Embiid finally looks healthy, though. He came out of his preseason debut in good shape, and Sixers coach Brett Brown acknowledged Thursday that his big man “changes everything.”

“He changes everything we talk about on offense and everything we talk about on defense,” Brown said. “His spirit is at an all-time high. His personal situation, being rewarded with the contract he just signed I’m sure changes his life and many generations of Embiids behind him, or ahead of him, and you know, he’s just a game-changer all over the place.”

Embiid was supposed to take the Sixers’ team bus to the Phog for practice, but he decided to walk over to the storied field house early. He wanted to drink in the atmosphere of college, pointing out that he still intends to return for his final three years of school, and remember what it was like to be just another kid trying to get from class to class.

Of course, these days just about everybody notices the NBA star in their midst, calling out “Trust the process!” to him as he ambled down the sidewalks leading toward Naismith Drive.

The Sixers were already scheduled to play the Heat in Kansas City on Friday night, so Brown decided it made sense to bring the team to Lawrence for practice. It would be a nice homecoming for Embiid, and a chance for backup Jacob Pullen — who starred down the road at Kansas State — to see some friends and family, and an opportunity for the rest of the team to see one of college basketball’s shrines.

“I mean, this is my first time here and I’m the son of a coach,” Brown said, “so I’ve been around the game my whole life, and the historic sort of perspective of this building combined with Joel’s history here made it a no-brainer to drive 45 minutes down the road.

“I think the team appreciated and certainly respected where we are.”

Brown wouldn’t say whether Embiid will play in the Sixers’ preseason finale, making it clear he wants to keep him healthy for the regular season.
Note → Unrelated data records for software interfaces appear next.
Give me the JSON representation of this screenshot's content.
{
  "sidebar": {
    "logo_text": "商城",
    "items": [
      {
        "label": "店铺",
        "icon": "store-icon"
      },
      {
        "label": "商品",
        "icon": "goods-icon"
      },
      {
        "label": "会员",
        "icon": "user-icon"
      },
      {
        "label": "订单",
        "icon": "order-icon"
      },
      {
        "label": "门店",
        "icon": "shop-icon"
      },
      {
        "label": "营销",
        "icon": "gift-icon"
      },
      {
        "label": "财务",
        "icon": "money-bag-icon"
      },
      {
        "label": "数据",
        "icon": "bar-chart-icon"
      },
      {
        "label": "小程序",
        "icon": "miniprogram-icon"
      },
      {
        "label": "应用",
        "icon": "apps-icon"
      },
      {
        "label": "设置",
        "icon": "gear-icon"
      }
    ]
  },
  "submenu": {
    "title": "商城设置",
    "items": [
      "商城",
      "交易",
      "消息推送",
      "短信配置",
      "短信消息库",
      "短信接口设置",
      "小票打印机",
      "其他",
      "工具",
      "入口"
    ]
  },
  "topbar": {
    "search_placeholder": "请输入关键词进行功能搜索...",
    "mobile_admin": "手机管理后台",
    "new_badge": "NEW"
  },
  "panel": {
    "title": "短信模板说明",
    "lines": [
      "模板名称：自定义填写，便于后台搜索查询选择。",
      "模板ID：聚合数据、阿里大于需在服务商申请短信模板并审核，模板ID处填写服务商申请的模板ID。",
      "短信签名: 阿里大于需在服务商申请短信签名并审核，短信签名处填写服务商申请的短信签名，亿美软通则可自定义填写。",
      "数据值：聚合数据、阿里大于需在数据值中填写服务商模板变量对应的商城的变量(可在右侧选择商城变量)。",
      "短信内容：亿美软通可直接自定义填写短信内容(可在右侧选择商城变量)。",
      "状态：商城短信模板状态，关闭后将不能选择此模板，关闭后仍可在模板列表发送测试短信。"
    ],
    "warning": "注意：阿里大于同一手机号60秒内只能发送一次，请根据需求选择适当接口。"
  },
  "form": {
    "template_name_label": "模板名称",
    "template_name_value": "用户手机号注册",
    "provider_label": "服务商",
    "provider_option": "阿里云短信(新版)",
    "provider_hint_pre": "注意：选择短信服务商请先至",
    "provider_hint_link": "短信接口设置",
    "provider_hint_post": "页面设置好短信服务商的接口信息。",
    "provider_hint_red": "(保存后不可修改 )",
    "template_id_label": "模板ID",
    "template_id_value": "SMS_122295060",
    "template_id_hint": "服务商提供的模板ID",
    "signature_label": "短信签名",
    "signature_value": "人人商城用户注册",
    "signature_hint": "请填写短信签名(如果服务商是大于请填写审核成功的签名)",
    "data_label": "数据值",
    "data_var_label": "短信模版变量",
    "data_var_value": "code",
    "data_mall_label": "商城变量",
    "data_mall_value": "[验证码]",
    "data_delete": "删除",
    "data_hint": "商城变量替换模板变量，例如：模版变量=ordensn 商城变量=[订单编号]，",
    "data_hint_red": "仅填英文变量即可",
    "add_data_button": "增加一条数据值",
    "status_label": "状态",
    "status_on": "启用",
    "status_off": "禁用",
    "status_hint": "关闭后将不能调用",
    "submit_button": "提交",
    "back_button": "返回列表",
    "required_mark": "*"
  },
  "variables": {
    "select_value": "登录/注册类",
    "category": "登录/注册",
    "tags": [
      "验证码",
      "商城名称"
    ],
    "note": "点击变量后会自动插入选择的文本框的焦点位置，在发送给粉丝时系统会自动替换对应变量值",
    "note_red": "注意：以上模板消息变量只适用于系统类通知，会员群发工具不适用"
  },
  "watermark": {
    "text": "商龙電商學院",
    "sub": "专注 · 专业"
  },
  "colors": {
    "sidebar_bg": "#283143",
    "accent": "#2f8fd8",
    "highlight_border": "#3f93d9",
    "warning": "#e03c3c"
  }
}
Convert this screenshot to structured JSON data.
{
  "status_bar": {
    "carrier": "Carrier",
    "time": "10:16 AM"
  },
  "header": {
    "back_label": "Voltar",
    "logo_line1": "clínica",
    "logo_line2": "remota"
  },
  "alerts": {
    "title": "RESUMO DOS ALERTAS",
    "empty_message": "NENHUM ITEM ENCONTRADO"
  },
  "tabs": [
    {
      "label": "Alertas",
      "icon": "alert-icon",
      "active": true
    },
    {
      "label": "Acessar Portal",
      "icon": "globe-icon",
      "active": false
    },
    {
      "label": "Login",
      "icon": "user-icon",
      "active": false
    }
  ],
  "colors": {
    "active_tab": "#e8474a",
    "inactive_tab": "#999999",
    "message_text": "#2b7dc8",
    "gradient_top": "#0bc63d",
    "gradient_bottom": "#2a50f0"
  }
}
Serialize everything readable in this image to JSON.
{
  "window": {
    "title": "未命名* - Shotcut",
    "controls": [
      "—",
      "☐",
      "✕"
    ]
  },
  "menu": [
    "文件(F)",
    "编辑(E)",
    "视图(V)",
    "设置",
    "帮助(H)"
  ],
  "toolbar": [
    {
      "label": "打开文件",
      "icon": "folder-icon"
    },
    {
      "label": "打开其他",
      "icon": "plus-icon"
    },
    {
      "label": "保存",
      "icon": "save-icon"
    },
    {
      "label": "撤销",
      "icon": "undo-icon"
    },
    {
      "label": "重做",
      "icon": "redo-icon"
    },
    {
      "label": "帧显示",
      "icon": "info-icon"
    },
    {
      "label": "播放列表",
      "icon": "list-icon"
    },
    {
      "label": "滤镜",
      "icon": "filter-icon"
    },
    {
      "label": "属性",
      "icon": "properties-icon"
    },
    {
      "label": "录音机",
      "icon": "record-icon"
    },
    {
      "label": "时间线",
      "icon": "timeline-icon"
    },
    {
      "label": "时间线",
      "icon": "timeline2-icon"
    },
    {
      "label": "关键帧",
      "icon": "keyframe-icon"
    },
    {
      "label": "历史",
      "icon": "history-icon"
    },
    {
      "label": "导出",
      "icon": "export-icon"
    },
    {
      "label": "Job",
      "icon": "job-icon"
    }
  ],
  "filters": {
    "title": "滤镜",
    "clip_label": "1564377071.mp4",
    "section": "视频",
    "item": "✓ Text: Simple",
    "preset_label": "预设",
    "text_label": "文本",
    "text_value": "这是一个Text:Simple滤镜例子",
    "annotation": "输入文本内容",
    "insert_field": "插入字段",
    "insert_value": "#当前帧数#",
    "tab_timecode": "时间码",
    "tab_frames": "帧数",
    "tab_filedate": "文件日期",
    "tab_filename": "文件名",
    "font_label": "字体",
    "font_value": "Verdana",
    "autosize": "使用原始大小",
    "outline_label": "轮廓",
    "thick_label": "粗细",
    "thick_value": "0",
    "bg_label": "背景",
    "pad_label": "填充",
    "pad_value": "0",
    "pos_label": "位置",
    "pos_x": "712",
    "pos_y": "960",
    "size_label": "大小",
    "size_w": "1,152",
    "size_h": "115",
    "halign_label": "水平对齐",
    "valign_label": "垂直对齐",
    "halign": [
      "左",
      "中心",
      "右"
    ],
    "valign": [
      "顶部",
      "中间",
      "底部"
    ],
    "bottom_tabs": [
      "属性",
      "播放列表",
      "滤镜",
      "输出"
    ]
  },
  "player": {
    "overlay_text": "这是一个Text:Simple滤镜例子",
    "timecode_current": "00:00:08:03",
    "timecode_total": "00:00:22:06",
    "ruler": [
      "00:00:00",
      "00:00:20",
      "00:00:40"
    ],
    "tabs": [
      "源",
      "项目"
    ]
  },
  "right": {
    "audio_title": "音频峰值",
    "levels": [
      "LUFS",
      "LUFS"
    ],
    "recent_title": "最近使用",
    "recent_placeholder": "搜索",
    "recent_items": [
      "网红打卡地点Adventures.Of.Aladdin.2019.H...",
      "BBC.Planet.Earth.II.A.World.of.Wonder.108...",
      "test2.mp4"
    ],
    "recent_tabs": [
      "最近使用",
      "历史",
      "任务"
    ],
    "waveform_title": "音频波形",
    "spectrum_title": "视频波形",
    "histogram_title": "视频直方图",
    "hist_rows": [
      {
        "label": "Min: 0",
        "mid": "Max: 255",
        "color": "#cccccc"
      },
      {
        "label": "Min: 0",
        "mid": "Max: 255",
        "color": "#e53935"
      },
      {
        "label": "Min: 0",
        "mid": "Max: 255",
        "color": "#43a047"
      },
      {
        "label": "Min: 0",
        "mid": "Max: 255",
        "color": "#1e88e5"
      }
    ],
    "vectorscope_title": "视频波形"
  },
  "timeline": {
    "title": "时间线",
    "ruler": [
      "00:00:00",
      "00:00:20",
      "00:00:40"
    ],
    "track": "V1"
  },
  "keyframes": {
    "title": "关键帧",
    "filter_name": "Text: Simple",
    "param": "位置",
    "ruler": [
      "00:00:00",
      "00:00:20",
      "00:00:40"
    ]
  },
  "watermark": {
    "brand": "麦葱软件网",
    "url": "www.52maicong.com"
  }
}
But Embiid didn’t sound like he was planning to sit things out on Friday night, not with a building full of fans on hand to see him.

“I’m back in Kansas,” he said. “Of course I’m going to play.”